UNM student Chris Montoya grew up playing baseball. He said he only started running to improve his ability to play America’s national pastime. But after one of his baseball coaches saw potential in his running skills, running took over his life.
Montoya, a university studies major, now runs for UNM’s track and field team.
Montoya said being a student athlete is never easy. He said he deals with class, work, Greek life and training daily. But despite his hectic schedule, Montoya said he will always be a runner — what started as a hobby for him became a passion.
Fire — an element as destructive as it is constructive.
Jeffrey J. Schmitt, also known as “Smitty,” said he tries to remove some of fire’s negative stigma as he focuses on glassmaking, an art with a “very unique take on fire.”
Smitty owns Aurora Borealis Glassworks, the only glassmaking and glassblowing shop in Albuquerque. Smitty has been practicing glassmaking off and on since 1979.
Temperatures of over 2,000 degrees Fahrenheit are required to keep the glass molten and allow it to be worked into shapes. Sonia Johnson, a student who takes lessons at the shop, said the art is a very difficult process.
“Glassmaking is more challenging than any other arts I’ve practiced,” Johnson said. “Many times it is not forgiving and at first when you start, you pay for your mistakes as your pieces in progress get destroyed. However, the challenges that arise in the art are what keep glassmaking interesting.”
Danny McMahon has spent two-thirds of his life working with cows, supporting his family off the cows and resting his head on the same plot as his dairy cows.
But McMahon, owner and operator of 41-year-old Mickey’s Cash & Carry Dairy on Coors Boulevard in Albuquerque’s South Valley, says at this rate, his diary will only operate for another year or so.

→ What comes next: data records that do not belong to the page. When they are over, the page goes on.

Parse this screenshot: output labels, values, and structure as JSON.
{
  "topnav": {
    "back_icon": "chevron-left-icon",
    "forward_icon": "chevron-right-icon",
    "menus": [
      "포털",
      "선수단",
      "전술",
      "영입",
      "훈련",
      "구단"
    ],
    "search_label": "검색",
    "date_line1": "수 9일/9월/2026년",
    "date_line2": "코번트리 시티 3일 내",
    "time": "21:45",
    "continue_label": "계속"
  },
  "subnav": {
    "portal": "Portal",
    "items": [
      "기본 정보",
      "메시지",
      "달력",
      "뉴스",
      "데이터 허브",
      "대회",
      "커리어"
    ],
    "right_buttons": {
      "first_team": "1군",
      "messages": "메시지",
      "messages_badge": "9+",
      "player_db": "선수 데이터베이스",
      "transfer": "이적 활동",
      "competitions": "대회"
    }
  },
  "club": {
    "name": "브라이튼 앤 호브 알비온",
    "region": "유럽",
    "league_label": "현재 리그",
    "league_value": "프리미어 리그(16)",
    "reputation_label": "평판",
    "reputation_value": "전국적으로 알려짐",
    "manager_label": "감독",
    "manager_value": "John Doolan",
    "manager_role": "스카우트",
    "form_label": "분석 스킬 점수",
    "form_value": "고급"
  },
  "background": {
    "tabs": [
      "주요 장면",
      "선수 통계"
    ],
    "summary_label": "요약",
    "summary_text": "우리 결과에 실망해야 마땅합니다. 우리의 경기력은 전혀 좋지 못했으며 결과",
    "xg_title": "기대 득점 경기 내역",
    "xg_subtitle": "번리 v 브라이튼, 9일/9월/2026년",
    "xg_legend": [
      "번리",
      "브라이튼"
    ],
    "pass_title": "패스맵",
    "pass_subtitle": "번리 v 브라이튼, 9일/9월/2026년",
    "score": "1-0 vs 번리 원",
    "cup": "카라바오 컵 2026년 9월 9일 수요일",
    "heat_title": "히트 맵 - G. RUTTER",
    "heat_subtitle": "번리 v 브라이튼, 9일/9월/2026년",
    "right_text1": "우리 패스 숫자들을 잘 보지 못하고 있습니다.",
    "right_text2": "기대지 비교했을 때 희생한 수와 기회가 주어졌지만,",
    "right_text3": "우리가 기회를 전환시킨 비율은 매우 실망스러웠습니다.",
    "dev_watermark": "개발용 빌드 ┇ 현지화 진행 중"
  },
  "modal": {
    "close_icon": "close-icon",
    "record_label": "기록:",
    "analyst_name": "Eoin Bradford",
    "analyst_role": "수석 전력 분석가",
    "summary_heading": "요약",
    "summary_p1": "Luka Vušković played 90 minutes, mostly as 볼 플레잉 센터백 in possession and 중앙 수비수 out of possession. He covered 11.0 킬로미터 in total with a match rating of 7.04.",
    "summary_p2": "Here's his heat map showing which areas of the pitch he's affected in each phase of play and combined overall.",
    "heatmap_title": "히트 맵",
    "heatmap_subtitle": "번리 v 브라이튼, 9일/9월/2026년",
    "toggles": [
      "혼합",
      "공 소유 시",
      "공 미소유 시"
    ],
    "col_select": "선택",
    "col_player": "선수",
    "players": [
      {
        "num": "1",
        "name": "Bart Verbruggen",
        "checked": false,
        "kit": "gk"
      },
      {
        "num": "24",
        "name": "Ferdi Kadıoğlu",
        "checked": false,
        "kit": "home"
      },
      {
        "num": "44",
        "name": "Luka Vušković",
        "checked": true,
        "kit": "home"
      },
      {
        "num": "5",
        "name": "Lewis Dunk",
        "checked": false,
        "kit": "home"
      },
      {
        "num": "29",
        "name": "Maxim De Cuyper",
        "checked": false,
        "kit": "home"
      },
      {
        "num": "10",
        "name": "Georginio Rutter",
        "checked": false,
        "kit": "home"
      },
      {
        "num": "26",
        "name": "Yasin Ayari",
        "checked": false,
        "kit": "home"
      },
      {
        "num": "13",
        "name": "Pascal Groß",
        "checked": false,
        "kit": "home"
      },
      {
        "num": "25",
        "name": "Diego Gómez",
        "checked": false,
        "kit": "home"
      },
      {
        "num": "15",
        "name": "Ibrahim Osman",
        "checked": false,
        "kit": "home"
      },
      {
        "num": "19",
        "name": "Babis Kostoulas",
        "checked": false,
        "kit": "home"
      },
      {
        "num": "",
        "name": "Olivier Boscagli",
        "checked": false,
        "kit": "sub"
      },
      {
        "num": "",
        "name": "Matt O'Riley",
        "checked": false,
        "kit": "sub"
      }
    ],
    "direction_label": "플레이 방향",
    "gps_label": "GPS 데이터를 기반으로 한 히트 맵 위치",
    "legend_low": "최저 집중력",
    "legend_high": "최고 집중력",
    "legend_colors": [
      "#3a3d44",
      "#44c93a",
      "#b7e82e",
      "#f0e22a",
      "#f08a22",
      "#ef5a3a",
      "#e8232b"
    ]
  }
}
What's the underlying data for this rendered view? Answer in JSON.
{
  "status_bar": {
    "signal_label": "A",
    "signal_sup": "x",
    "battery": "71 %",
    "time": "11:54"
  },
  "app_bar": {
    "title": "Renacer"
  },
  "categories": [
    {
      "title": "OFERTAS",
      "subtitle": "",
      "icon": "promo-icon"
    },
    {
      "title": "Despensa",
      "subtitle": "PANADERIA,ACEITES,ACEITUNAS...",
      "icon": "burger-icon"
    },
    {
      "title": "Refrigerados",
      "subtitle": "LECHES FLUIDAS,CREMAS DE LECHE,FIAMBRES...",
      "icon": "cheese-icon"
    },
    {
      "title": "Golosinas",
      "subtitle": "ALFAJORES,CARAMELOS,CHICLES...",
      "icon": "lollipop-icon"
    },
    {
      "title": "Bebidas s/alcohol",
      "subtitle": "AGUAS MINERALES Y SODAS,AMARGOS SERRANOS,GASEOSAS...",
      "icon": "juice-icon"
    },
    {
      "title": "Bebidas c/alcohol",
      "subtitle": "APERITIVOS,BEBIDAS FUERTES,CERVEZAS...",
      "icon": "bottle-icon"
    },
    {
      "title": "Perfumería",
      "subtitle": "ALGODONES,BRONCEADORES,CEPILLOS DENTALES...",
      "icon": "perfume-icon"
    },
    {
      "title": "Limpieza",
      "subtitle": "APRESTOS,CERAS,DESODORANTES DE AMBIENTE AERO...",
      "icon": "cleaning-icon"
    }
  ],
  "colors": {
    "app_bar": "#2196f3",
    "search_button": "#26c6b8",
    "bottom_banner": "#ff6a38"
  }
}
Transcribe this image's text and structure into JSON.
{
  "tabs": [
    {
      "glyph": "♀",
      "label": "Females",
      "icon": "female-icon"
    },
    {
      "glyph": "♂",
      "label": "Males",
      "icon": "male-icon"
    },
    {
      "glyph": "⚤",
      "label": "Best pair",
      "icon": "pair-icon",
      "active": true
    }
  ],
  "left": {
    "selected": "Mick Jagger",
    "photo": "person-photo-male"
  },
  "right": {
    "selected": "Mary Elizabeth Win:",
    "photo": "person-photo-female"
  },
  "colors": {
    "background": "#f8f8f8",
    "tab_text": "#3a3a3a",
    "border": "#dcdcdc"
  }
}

The South Valley has seen an increase in both commercial and residential growth during the past two decades. The urbanization has been more prevalent during the past seven years, including the addition of a Super Wal-Mart less than a mile from Mickey’s.
For some South Valley residents, this growth is a positive sign of progress and economic growth. For McMahon, it has meant downsizing and slim to nonexistent profit margins. “We used to produce 1200 gallons of milk a day and over 200 head of cattle, now we’re down to 250-300 gallons a day and just over 60 head of cattle,” McMahon said. “We can’t compete with those prices, we just can’t.”
Water is the essence of all existence. When rivers flow plentifully, no one thinks twice about where it all comes from until the crops start to wilt and the lands turn brown. New Mexico has gone through dry spells before, but the last 35 years of drought pale in comparison to this one.
The lack of precipitation is very apparent when looking to the Rio Grande and noticing its low, and in some places, nonexistent water level.
“I think it’s highly likely that we will be running out of water sometime this summer,” said David Gensler, hydrologist for the Middle Rio Grande Conservancy District.
A heavy monsoon season late this summer seems to be the only hope for farmers along the Rio Grande hoping to avert great losses in their cash crops and to avoid raising prices for business and consumers.
Bruce Johnson Jr. considers himself a landmark of the UNM Duck Pond.
“Meet me by the hippie at the Duck Pond,” he would hear people say.
Johnson makes and sells jewelry every weekday to students and other passers-by for donations. Using hemp, Johnson has been making jewelry for 33 years.
“The jewelry I make symbolizes peace and love,” Johnson said. “We all have to live in this world and we all bleed the same color.”
Bruce adopted a puppy last fall, but he said he had to give it up due to the cold weather. He said he read rumors on the UNM Confessions Facebook page saying that he had eaten it.
“Rumors are just people’s ignorance,” Johnson said.
Bruce leaves the Duck Pond every weekday at around 3 p.m. with his new puppy, Midnight, to have a meal at local food shelter Project Share. In his leisure time, Bruce drinks coffee, smokes cigarettes and listens to Nikki Sixx’s radio show Sixx Sense while camping out in a friend’s yard for the night.